Photo by Pfc. Terrell A. Turner

Lenox, Mich., Marine receives Bronze Star

30 Jun 2005 | Pfc. Terrell A. Turner

The average day of a Marine deployed to a combat zone is anything but average.  As the Global War on Terrorism rages on, Marines find themselves facing tough situations and decisions on a daily basis.  With the lives of fellow Marines on the line, the ultimate goal is to return Marines home alive.

Lance Cpl. Blake M. Benson of Lenox, Mich., was awarded the Bronze Star Medal with Combat Distinguishing Device here, June 21, for his actions taken while deployed in support of Operation Iraqi Freedom with 2nd Combat Engineer Battalion, 2nd Marine Division.

While performing building raids in Iraq, Benson and his fellow Marines received fire.  While engaged in the gunfight he was wounded in the leg, yet still provided enemy suppressing fire while other Marines moved to cover.  While taking cover, his team leader was wounded, and Benson went after him.  During his attempt to rescue him, he took a shot to the head that nearly destroyed his right ear and broke his jaw.  Benson then continued to fire at the enemy until support arrived.

“That’s the short and sweet description of it,” Benson said frankly.  “I don’t really like to talk about it much.  I was doing what Marines do everyday out there.”

The 20-year-old is a combat engineer whose unit is often tasked with planning, organizing and employing demolitions, conducting route and area-sweeping operations and constructing explosive and non-explosive obstacles.

The unit also gets tasked with constructing fighting and protective positions, providing force protection measures and providing mission essential water and electrical support to various units, which is vital to the Marine Corps team.  

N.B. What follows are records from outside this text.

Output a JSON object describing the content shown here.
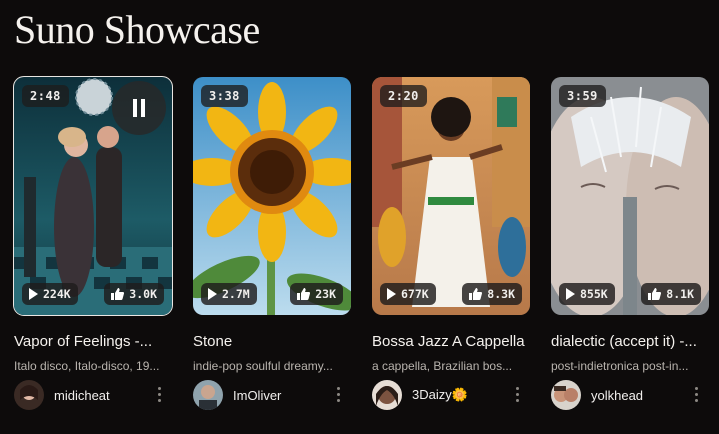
{
  "page": {
    "title": "Suno Showcase"
  },
  "songs": [
    {
      "title": "Vapor of Feelings -...",
      "duration": "2:48",
      "plays": "224K",
      "likes": "3.0K",
      "genre": "Italo disco, Italo-disco, 19...",
      "user": "midicheat",
      "playing": true
    },
    {
      "title": "Stone",
      "duration": "3:38",
      "plays": "2.7M",
      "likes": "23K",
      "genre": "indie-pop soulful dreamy...",
      "user": "ImOliver",
      "playing": false
    },
    {
      "title": "Bossa Jazz A Cappella",
      "duration": "2:20",
      "plays": "677K",
      "likes": "8.3K",
      "genre": "a cappella, Brazilian bos...",
      "user": "3Daizy🌼",
      "playing": false
    },
    {
      "title": "dialectic (accept it) -...",
      "duration": "3:59",
      "plays": "855K",
      "likes": "8.1K",
      "genre": "post-indietronica post-in...",
      "user": "yolkhead",
      "playing": false
    }
  ],
  "icons": {
    "play": "play-icon",
    "like": "thumbs-up-icon",
    "pause": "pause-icon",
    "more": "more-vertical-icon"
  }
}
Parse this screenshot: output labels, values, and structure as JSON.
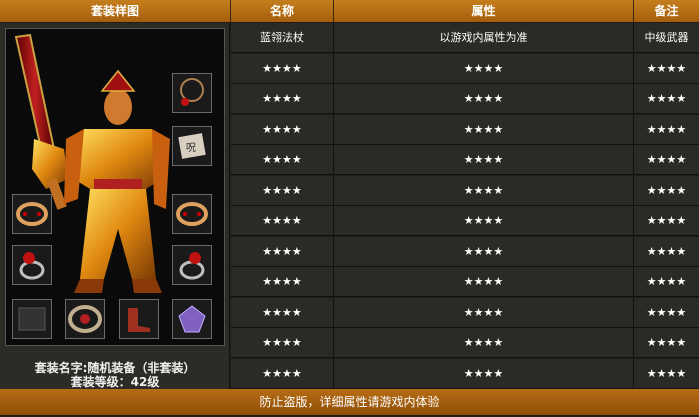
{
  "header": {
    "col_image": "套装样图",
    "col_name": "名称",
    "col_attr": "属性",
    "col_note": "备注"
  },
  "set_info": {
    "name_line": "套装名字:随机装备（非套装）",
    "level_line": "套装等级：42级"
  },
  "rows": [
    {
      "name": "蓝翎法杖",
      "attr": "以游戏内属性为准",
      "note": "中级武器"
    },
    {
      "name": "★★★★",
      "attr": "★★★★",
      "note": "★★★★"
    },
    {
      "name": "★★★★",
      "attr": "★★★★",
      "note": "★★★★"
    },
    {
      "name": "★★★★",
      "attr": "★★★★",
      "note": "★★★★"
    },
    {
      "name": "★★★★",
      "attr": "★★★★",
      "note": "★★★★"
    },
    {
      "name": "★★★★",
      "attr": "★★★★",
      "note": "★★★★"
    },
    {
      "name": "★★★★",
      "attr": "★★★★",
      "note": "★★★★"
    },
    {
      "name": "★★★★",
      "attr": "★★★★",
      "note": "★★★★"
    },
    {
      "name": "★★★★",
      "attr": "★★★★",
      "note": "★★★★"
    },
    {
      "name": "★★★★",
      "attr": "★★★★",
      "note": "★★★★"
    },
    {
      "name": "★★★★",
      "attr": "★★★★",
      "note": "★★★★"
    },
    {
      "name": "★★★★",
      "attr": "★★★★",
      "note": "★★★★"
    }
  ],
  "footer": {
    "notice": "防止盗版，详细属性请游戏内体验"
  },
  "colors": {
    "header": "#b46a14",
    "cell": "#2b2a26",
    "gold": "#f0a020"
  },
  "equipment_icons": [
    "necklace-icon",
    "tome-icon",
    "bracelet-left-icon",
    "bracelet-right-icon",
    "ring-left-icon",
    "ring-right-icon",
    "medal-icon",
    "belt-icon",
    "boots-icon",
    "gem-icon"
  ]
}
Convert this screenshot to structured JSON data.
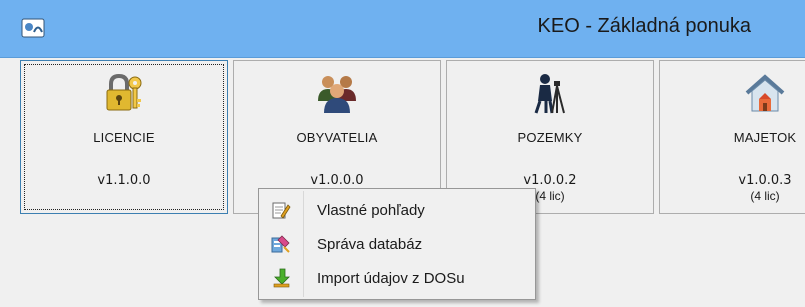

Even now the quiet Marine is still recovering from his injuries.

“In December I went in for a surgery that would reconstruct my jaw and ear,” Benson explained.  “I have one more surgery left to finish fixing my ear.”  

2nd Marine Division